Three Science-Backed Reasons to Curl Up with a Good Book

Before smartphones, we tucked a book under our arm to board a train, a plane or wait in a doctor’s office. We purchased, borrowed and traded them. Oprah gifted them and mothered a new generation of book clubs. Now, as we squeeze into our commuter seats, we find it easier to scroll through social media and perhaps read a quick article online. That’s still reading, right? Turns out, it isn’t. If you miss curling up on the sofa with a good book, here are three reasons why reviving your reading habit is as important as eating whole, fresh foods, and your no excuses workout schedule.

One—Six Minutes of Reading Reduces Stress Levels by Two Thirds

A study at the University of Sussex found that reading reduces stress levels by 68 percent and can do so within six minutes. Surprisingly, reading is more effective in reducing stress than listening to music or taking a walk. The body is designed for quick bursts of stress hormones, “the flight or fight” response of immediate danger.

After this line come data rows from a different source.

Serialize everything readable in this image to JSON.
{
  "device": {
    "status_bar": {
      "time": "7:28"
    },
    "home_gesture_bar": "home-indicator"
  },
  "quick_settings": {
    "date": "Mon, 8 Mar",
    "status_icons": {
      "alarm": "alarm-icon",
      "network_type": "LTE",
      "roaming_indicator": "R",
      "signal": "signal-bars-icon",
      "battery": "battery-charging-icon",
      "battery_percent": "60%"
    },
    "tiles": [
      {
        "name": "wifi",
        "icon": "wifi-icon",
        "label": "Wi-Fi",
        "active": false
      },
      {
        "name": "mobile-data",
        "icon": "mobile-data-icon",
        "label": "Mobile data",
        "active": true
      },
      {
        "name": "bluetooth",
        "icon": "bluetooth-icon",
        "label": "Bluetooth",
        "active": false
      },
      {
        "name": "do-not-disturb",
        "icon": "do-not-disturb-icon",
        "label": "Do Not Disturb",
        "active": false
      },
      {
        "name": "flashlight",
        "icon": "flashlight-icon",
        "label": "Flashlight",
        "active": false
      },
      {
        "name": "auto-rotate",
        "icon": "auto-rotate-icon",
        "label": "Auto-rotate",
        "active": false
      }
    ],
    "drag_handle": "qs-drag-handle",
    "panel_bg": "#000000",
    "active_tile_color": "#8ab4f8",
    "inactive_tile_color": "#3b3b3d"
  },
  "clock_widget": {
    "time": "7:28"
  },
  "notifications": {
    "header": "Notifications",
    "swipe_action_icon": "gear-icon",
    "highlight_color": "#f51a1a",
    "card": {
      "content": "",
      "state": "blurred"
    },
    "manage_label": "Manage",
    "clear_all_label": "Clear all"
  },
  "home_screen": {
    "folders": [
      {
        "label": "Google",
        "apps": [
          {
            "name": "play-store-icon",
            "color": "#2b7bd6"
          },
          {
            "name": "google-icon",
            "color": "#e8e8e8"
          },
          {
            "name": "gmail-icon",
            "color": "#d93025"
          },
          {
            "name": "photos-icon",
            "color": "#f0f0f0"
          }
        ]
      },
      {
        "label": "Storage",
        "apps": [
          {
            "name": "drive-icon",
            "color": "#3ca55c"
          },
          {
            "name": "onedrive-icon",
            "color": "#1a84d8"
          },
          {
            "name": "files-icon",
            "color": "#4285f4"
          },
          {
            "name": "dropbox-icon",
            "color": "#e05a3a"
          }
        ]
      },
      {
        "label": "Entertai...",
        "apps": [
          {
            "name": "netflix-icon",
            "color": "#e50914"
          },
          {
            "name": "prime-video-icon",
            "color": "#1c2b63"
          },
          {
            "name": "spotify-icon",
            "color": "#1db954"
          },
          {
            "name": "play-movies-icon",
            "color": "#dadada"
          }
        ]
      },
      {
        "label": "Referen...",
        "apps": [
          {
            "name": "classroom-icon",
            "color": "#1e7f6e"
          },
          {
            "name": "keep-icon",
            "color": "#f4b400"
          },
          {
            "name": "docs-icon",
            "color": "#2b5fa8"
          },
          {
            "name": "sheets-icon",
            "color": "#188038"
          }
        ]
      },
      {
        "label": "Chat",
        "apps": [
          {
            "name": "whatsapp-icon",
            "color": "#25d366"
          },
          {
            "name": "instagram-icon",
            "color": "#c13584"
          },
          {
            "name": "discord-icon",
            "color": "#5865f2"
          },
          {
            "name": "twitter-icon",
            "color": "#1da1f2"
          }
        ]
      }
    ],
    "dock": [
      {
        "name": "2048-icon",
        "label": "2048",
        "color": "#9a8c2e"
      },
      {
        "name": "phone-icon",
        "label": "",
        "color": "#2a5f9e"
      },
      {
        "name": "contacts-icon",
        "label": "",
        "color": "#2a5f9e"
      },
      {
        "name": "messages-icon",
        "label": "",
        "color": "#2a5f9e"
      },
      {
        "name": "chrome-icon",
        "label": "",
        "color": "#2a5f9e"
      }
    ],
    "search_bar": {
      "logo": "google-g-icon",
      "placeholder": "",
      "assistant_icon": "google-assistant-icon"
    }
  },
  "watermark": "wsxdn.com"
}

The body is not designed for the continual drip of cortisol endemic to our society and contributing to the rise in chronic inflammatory diseases. We may not be able to escape the stress in our daily lives, but we can escape into the pages of a good story.

Two—Prevent Memory Loss with a Lifetime Reading Habit

A Journal of Neurology study concluded that mentally stimulating activities such as reading, when continued throughout one’s life, reduces memory decline significantly. Mental activity late in life indicated a 32 percent lower rate of decline. Although researchers have yet to prove a direct cause and effect relationship between intellectual activity and Alzheimer’s, inactivity is generally considered a risk factor. As with muscle strength and flexibility—use it or lose it.

Three—Reading Helps Lull the Body to Sleep

The University of Sussex study also found that watching back to back episodes of your favorite Netflix series might help take your mind off work, but the blue light emissions from the screen signals the body that it’s time to wake up. The body wants to be lulled to sleep. A warm bath and story time induces sleep in adults the same as it does for toddlers.

Take a digital break before bed; the emails will be waiting in the morning. Curl up in a comfy spot under a cozy throw and spend 15 to 20 minutes with a good book. Buy them, borrow them and trade them. Let their pages dust off the stressors of your day, invigorate your mind and prepare your body for a good night’s sleep.